1.  Boil the spuds (skins on, cut into chunks) until they are soft, and then mash them with half of the butter. Meanwhile, separately boil the whole trout in a pan of water for ten minutes. Then fish it out, without losing the water, and remove the flesh from the bones.

2. Put the bones, head and skin back into the water and let it simmer for half an hour.

3. Add the de-boned fish, parsley, half the butter and egg yolk to the mashed potato and mix thoroughly. Form the mixture into about 6 fish cakes and leave them in the fridge to chill for about an hour.

4. While the cakes are chilling, gently cook 2 tablespoons of the flour with the remaining butter for a minute or so, and then gradually add a ½ pint of the stock from the simmering fish remains. Continue to stir until the gravy thickens, before turning off the heat and leaving to cool.

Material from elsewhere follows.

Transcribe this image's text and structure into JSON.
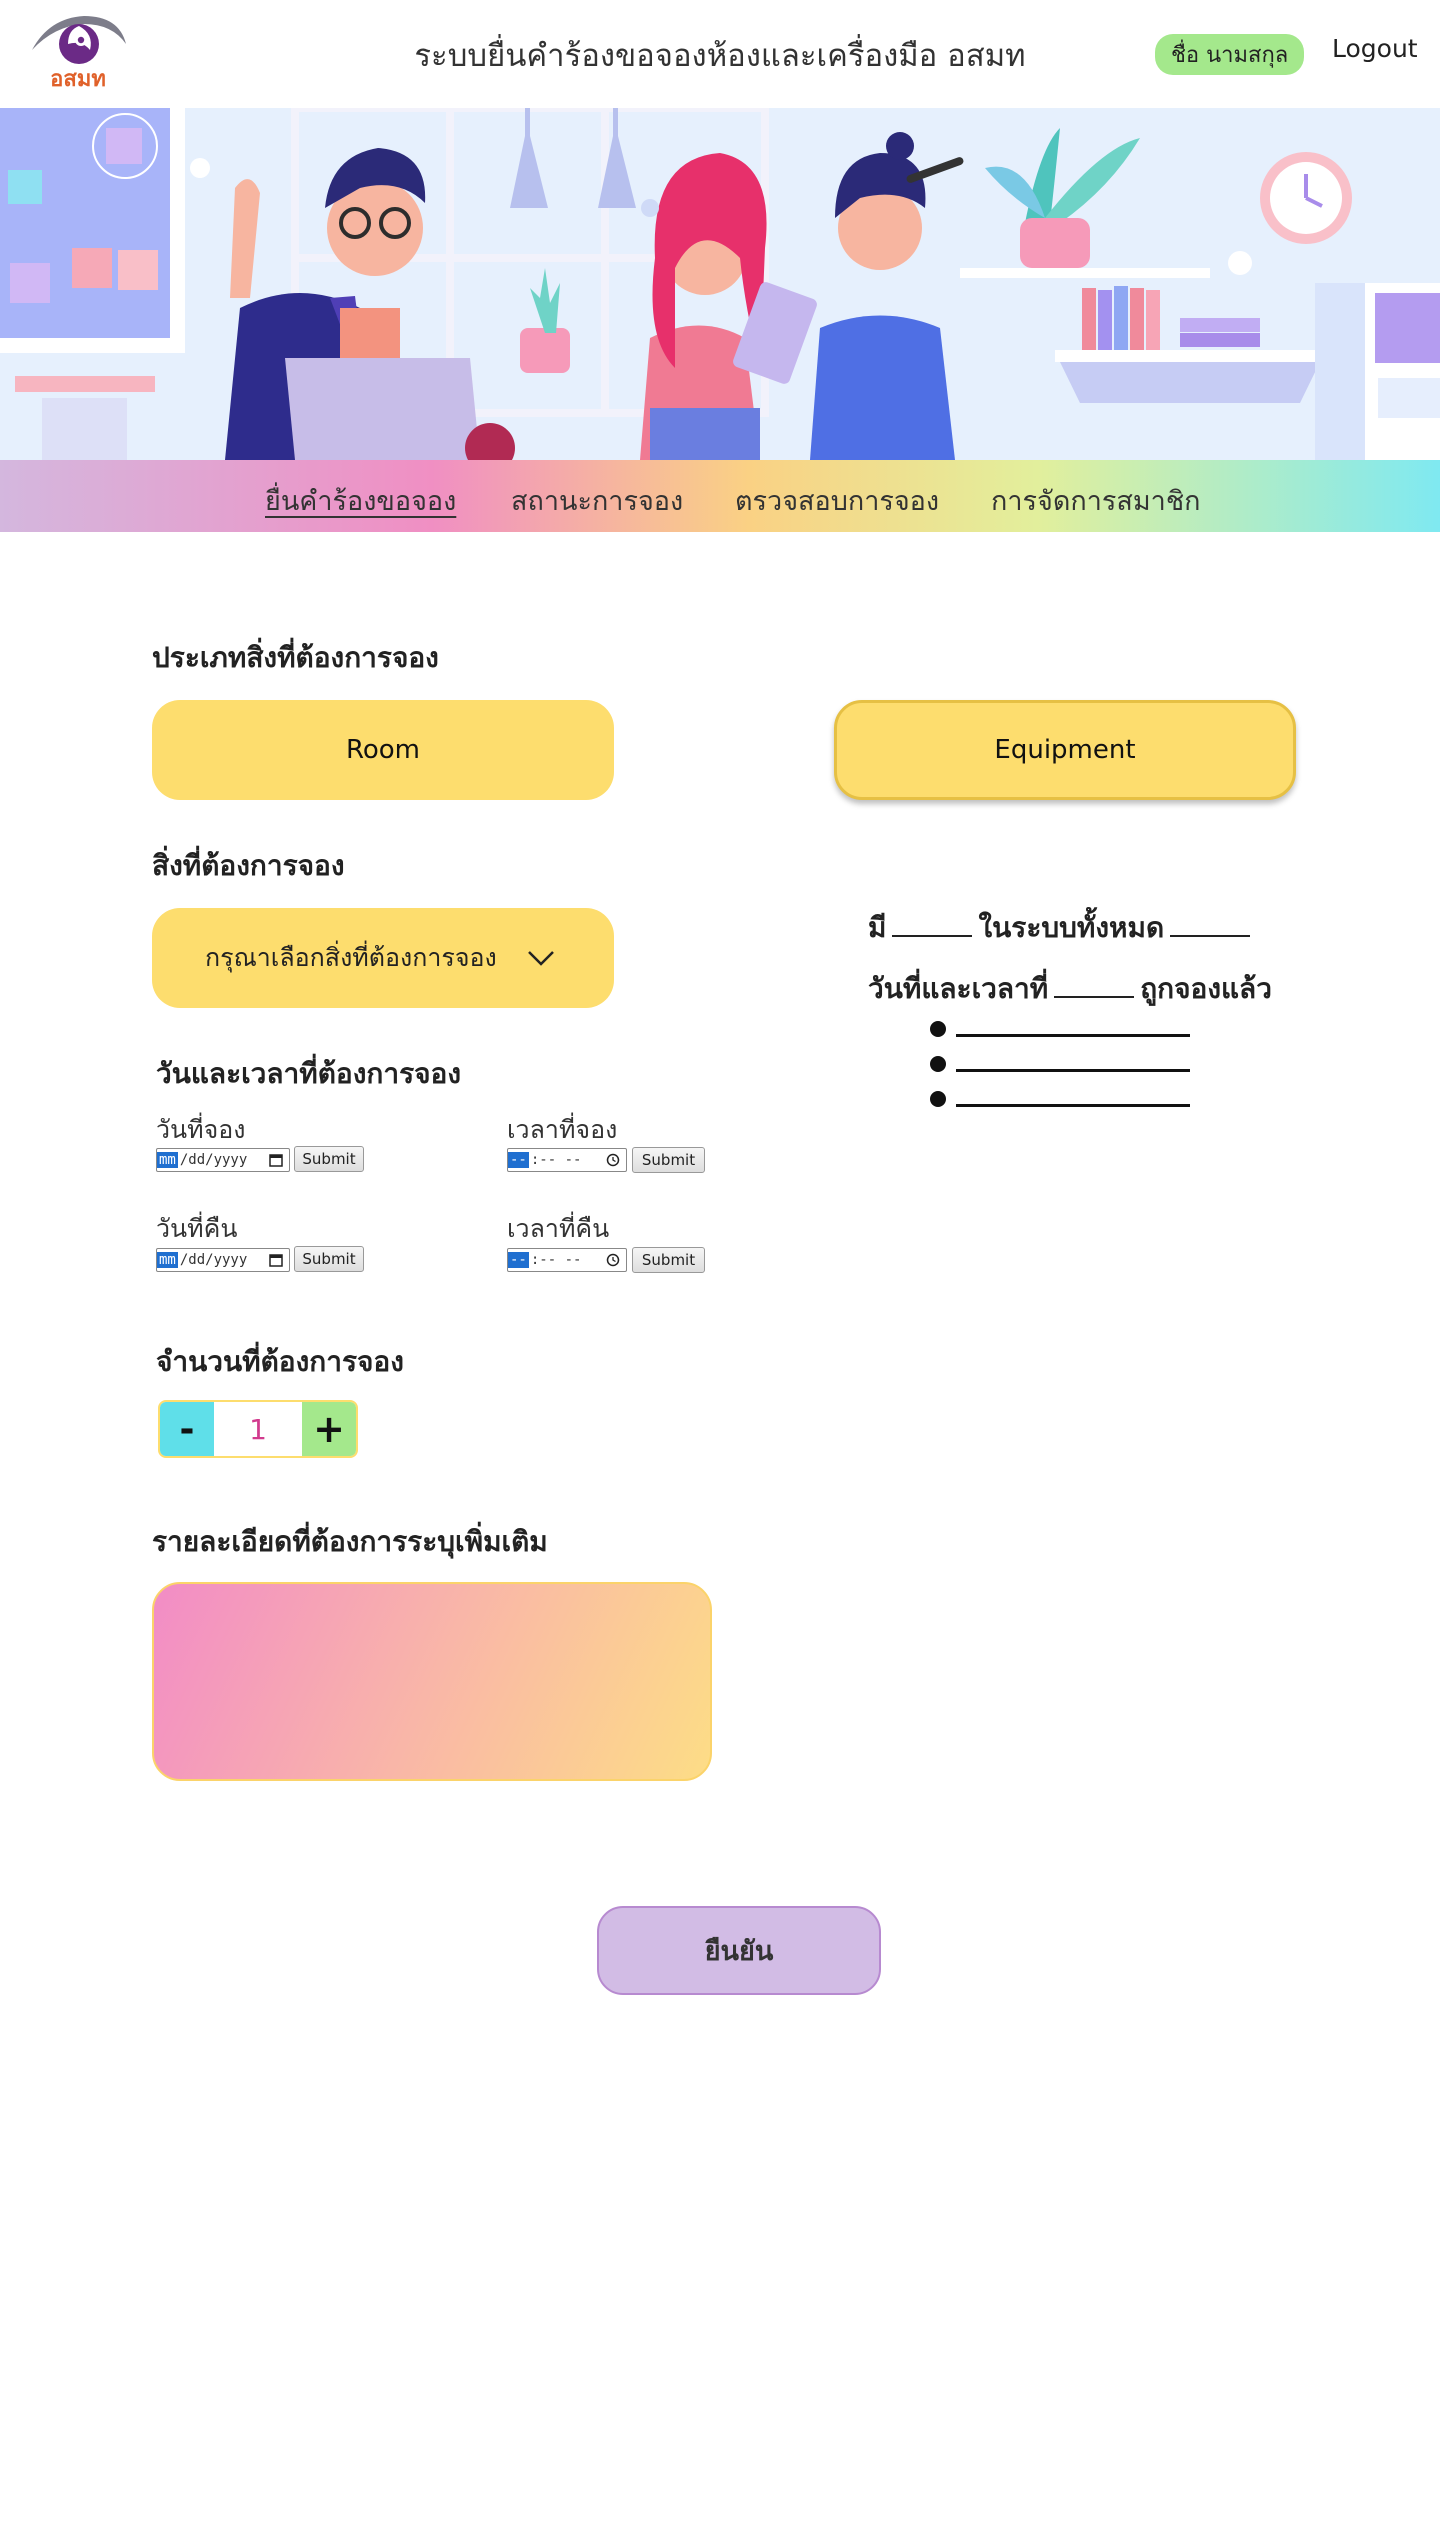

5. Remove the cakes from the fridge and dust them in flour. Then beat the egg and dip each cake into it, before rolling them in the oat flakes. Then fry the cakes for 5 minutes on each side in the oil.

6. Once the cakes have cooled, pour over the gravy and serve.

 

There’s nothing better for your dog’s teeth than crunching on hard foods such as dried kibbles.

But feeding the same old biscuits day after day can get a little dull for the dog, so here’s a recipe for some healthy home-cooked kibbles which can be mixed in with his normal dinner, or fed as an alternative every now and then.